▶ ASSIGNMENT: Exactly as given, restate each record that follows.

Dataset rows describing interfaces:
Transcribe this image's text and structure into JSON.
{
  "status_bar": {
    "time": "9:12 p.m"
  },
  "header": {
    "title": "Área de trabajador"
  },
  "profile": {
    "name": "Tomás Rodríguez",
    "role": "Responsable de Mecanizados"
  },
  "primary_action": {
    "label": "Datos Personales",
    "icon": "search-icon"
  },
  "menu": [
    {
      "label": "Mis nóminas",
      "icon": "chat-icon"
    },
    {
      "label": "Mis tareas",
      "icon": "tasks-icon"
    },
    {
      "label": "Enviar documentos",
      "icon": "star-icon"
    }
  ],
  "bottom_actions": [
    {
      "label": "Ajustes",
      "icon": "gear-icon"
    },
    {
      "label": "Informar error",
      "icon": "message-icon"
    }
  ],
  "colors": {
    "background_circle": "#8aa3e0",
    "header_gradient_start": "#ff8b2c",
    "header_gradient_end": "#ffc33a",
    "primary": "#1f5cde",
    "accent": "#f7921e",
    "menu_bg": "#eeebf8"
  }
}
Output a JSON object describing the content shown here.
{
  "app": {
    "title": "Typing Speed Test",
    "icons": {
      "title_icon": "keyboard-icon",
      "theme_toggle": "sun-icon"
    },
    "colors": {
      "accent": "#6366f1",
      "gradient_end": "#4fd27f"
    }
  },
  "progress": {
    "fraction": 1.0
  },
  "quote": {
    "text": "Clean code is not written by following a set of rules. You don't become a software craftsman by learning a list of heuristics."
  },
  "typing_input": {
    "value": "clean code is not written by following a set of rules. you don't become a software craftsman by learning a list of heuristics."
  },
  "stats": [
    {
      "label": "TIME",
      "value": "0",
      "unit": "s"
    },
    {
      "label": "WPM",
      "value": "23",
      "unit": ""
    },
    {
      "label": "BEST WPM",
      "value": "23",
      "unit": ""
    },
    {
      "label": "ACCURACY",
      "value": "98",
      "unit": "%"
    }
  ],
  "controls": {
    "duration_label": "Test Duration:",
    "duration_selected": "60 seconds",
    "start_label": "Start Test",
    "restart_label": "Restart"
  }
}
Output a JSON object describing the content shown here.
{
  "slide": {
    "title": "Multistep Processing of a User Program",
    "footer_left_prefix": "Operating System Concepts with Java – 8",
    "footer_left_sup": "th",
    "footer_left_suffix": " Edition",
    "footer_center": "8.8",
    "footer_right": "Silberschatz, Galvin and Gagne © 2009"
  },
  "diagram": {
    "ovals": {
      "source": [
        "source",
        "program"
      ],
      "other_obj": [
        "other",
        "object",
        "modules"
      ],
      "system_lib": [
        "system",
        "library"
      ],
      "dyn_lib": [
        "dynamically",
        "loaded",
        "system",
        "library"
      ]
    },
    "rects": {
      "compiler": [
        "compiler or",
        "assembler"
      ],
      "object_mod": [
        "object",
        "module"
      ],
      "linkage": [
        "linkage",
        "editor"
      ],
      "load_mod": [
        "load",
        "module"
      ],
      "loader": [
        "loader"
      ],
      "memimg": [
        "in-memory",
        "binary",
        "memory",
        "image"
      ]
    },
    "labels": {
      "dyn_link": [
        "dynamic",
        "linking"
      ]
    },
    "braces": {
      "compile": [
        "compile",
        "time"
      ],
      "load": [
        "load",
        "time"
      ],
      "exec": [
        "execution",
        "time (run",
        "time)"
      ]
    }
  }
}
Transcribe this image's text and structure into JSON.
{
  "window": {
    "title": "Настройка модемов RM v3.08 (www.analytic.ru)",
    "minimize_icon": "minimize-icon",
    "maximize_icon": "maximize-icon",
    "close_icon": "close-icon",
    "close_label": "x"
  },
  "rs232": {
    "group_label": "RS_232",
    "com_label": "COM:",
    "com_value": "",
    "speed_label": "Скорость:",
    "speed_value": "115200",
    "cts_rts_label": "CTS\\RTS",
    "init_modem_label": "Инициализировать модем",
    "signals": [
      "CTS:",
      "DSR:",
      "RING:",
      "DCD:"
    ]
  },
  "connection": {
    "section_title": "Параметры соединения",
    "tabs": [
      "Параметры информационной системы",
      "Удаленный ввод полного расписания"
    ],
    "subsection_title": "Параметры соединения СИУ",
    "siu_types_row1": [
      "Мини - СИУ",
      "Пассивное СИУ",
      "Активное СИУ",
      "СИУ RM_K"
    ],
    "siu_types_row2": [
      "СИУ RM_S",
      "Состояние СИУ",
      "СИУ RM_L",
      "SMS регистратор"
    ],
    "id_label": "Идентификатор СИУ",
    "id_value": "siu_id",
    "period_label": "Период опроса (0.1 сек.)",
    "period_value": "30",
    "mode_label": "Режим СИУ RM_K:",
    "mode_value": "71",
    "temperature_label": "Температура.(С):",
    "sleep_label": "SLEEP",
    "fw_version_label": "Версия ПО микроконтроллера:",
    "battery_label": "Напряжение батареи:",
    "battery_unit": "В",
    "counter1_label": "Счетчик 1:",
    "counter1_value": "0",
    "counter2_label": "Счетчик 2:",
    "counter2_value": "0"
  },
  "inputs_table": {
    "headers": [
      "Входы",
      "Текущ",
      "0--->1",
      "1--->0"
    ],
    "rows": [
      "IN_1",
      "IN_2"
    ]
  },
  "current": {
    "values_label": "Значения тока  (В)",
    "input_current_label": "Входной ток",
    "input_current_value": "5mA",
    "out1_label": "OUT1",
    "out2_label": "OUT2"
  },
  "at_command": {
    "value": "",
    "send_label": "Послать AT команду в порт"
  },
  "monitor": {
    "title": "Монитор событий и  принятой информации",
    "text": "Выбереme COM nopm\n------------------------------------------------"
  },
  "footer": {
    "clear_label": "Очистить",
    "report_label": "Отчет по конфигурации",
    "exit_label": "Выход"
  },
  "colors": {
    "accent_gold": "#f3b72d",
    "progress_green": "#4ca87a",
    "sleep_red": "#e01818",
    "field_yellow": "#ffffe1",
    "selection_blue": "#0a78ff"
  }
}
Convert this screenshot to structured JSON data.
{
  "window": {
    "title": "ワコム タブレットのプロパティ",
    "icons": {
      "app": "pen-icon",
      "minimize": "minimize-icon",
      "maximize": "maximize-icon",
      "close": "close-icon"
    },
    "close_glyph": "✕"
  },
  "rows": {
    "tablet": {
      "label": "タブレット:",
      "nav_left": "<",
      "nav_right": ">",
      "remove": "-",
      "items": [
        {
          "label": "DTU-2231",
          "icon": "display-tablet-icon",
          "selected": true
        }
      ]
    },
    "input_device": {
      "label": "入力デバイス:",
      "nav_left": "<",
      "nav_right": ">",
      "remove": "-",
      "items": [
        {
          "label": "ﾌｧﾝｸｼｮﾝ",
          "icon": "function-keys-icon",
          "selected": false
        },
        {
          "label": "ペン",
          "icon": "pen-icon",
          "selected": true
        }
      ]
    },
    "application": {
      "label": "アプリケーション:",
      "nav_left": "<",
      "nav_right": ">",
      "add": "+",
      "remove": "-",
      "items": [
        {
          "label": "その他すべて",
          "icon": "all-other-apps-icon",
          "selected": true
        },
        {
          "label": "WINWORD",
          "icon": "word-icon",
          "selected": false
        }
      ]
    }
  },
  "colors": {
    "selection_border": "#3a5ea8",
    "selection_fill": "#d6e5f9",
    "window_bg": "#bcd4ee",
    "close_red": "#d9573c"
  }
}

▶ WRITTEN SOLUTION:
Transcribe this image's text and structure into JSON.
{
  "status_bar": {
    "time": "9:12 p.m"
  },
  "header": {
    "title": "Área de trabajador"
  },
  "profile": {
    "name": "Tomás Rodríguez",
    "role": "Responsable de Mecanizados"
  },
  "primary_action": {
    "label": "Datos Personales",
    "icon": "search-icon"
  },
  "menu": [
    {
      "label": "Mis nóminas",
      "icon": "chat-icon"
    },
    {
      "label": "Mis tareas",
      "icon": "tasks-icon"
    },
    {
      "label": "Enviar documentos",
      "icon": "star-icon"
    }
  ],
  "bottom_actions": [
    {
      "label": "Ajustes",
      "icon": "gear-icon"
    },
    {
      "label": "Informar error",
      "icon": "message-icon"
    }
  ],
  "colors": {
    "background_circle": "#8aa3e0",
    "header_gradient_start": "#ff8b2c",
    "header_gradient_end": "#ffc33a",
    "primary": "#1f5cde",
    "accent": "#f7921e",
    "menu_bg": "#eeebf8"
  }
}
Output a JSON object describing the content shown here.
{
  "app": {
    "title": "Typing Speed Test",
    "icons": {
      "title_icon": "keyboard-icon",
      "theme_toggle": "sun-icon"
    },
    "colors": {
      "accent": "#6366f1",
      "gradient_end": "#4fd27f"
    }
  },
  "progress": {
    "fraction": 1.0
  },
  "quote": {
    "text": "Clean code is not written by following a set of rules. You don't become a software craftsman by learning a list of heuristics."
  },
  "typing_input": {
    "value": "clean code is not written by following a set of rules. you don't become a software craftsman by learning a list of heuristics."
  },
  "stats": [
    {
      "label": "TIME",
      "value": "0",
      "unit": "s"
    },
    {
      "label": "WPM",
      "value": "23",
      "unit": ""
    },
    {
      "label": "BEST WPM",
      "value": "23",
      "unit": ""
    },
    {
      "label": "ACCURACY",
      "value": "98",
      "unit": "%"
    }
  ],
  "controls": {
    "duration_label": "Test Duration:",
    "duration_selected": "60 seconds",
    "start_label": "Start Test",
    "restart_label": "Restart"
  }
}
Output a JSON object describing the content shown here.
{
  "slide": {
    "title": "Multistep Processing of a User Program",
    "footer_left_prefix": "Operating System Concepts with Java – 8",
    "footer_left_sup": "th",
    "footer_left_suffix": " Edition",
    "footer_center": "8.8",
    "footer_right": "Silberschatz, Galvin and Gagne © 2009"
  },
  "diagram": {
    "ovals": {
      "source": [
        "source",
        "program"
      ],
      "other_obj": [
        "other",
        "object",
        "modules"
      ],
      "system_lib": [
        "system",
        "library"
      ],
      "dyn_lib": [
        "dynamically",
        "loaded",
        "system",
        "library"
      ]
    },
    "rects": {
      "compiler": [
        "compiler or",
        "assembler"
      ],
      "object_mod": [
        "object",
        "module"
      ],
      "linkage": [
        "linkage",
        "editor"
      ],
      "load_mod": [
        "load",
        "module"
      ],
      "loader": [
        "loader"
      ],
      "memimg": [
        "in-memory",
        "binary",
        "memory",
        "image"
      ]
    },
    "labels": {
      "dyn_link": [
        "dynamic",
        "linking"
      ]
    },
    "braces": {
      "compile": [
        "compile",
        "time"
      ],
      "load": [
        "load",
        "time"
      ],
      "exec": [
        "execution",
        "time (run",
        "time)"
      ]
    }
  }
}
Transcribe this image's text and structure into JSON.
{
  "window": {
    "title": "Настройка модемов RM v3.08 (www.analytic.ru)",
    "minimize_icon": "minimize-icon",
    "maximize_icon": "maximize-icon",
    "close_icon": "close-icon",
    "close_label": "x"
  },
  "rs232": {
    "group_label": "RS_232",
    "com_label": "COM:",
    "com_value": "",
    "speed_label": "Скорость:",
    "speed_value": "115200",
    "cts_rts_label": "CTS\\RTS",
    "init_modem_label": "Инициализировать модем",
    "signals": [
      "CTS:",
      "DSR:",
      "RING:",
      "DCD:"
    ]
  },
  "connection": {
    "section_title": "Параметры соединения",
    "tabs": [
      "Параметры информационной системы",
      "Удаленный ввод полного расписания"
    ],
    "subsection_title": "Параметры соединения СИУ",
    "siu_types_row1": [
      "Мини - СИУ",
      "Пассивное СИУ",
      "Активное СИУ",
      "СИУ RM_K"
    ],
    "siu_types_row2": [
      "СИУ RM_S",
      "Состояние СИУ",
      "СИУ RM_L",
      "SMS регистратор"
    ],
    "id_label": "Идентификатор СИУ",
    "id_value": "siu_id",
    "period_label": "Период опроса (0.1 сек.)",
    "period_value": "30",
    "mode_label": "Режим СИУ RM_K:",
    "mode_value": "71",
    "temperature_label": "Температура.(С):",
    "sleep_label": "SLEEP",
    "fw_version_label": "Версия ПО микроконтроллера:",
    "battery_label": "Напряжение батареи:",
    "battery_unit": "В",
    "counter1_label": "Счетчик 1:",
    "counter1_value": "0",
    "counter2_label": "Счетчик 2:",
    "counter2_value": "0"
  },
  "inputs_table": {
    "headers": [
      "Входы",
      "Текущ",
      "0--->1",
      "1--->0"
    ],
    "rows": [
      "IN_1",
      "IN_2"
    ]
  },
  "current": {
    "values_label": "Значения тока  (В)",
    "input_current_label": "Входной ток",
    "input_current_value": "5mA",
    "out1_label": "OUT1",
    "out2_label": "OUT2"
  },
  "at_command": {
    "value": "",
    "send_label": "Послать AT команду в порт"
  },
  "monitor": {
    "title": "Монитор событий и  принятой информации",
    "text": "Выбереme COM nopm\n------------------------------------------------"
  },
  "footer": {
    "clear_label": "Очистить",
    "report_label": "Отчет по конфигурации",
    "exit_label": "Выход"
  },
  "colors": {
    "accent_gold": "#f3b72d",
    "progress_green": "#4ca87a",
    "sleep_red": "#e01818",
    "field_yellow": "#ffffe1",
    "selection_blue": "#0a78ff"
  }
}
Convert this screenshot to structured JSON data.
{
  "window": {
    "title": "ワコム タブレットのプロパティ",
    "icons": {
      "app": "pen-icon",
      "minimize": "minimize-icon",
      "maximize": "maximize-icon",
      "close": "close-icon"
    },
    "close_glyph": "✕"
  },
  "rows": {
    "tablet": {
      "label": "タブレット:",
      "nav_left": "<",
      "nav_right": ">",
      "remove": "-",
      "items": [
        {
          "label": "DTU-2231",
          "icon": "display-tablet-icon",
          "selected": true
        }
      ]
    },
    "input_device": {
      "label": "入力デバイス:",
      "nav_left": "<",
      "nav_right": ">",
      "remove": "-",
      "items": [
        {
          "label": "ﾌｧﾝｸｼｮﾝ",
          "icon": "function-keys-icon",
          "selected": false
        },
        {
          "label": "ペン",
          "icon": "pen-icon",
          "selected": true
        }
      ]
    },
    "application": {
      "label": "アプリケーション:",
      "nav_left": "<",
      "nav_right": ">",
      "add": "+",
      "remove": "-",
      "items": [
        {
          "label": "その他すべて",
          "icon": "all-other-apps-icon",
          "selected": true
        },
        {
          "label": "WINWORD",
          "icon": "word-icon",
          "selected": false
        }
      ]
    }
  },
  "colors": {
    "selection_border": "#3a5ea8",
    "selection_fill": "#d6e5f9",
    "window_bg": "#bcd4ee",
    "close_red": "#d9573c"
  }
}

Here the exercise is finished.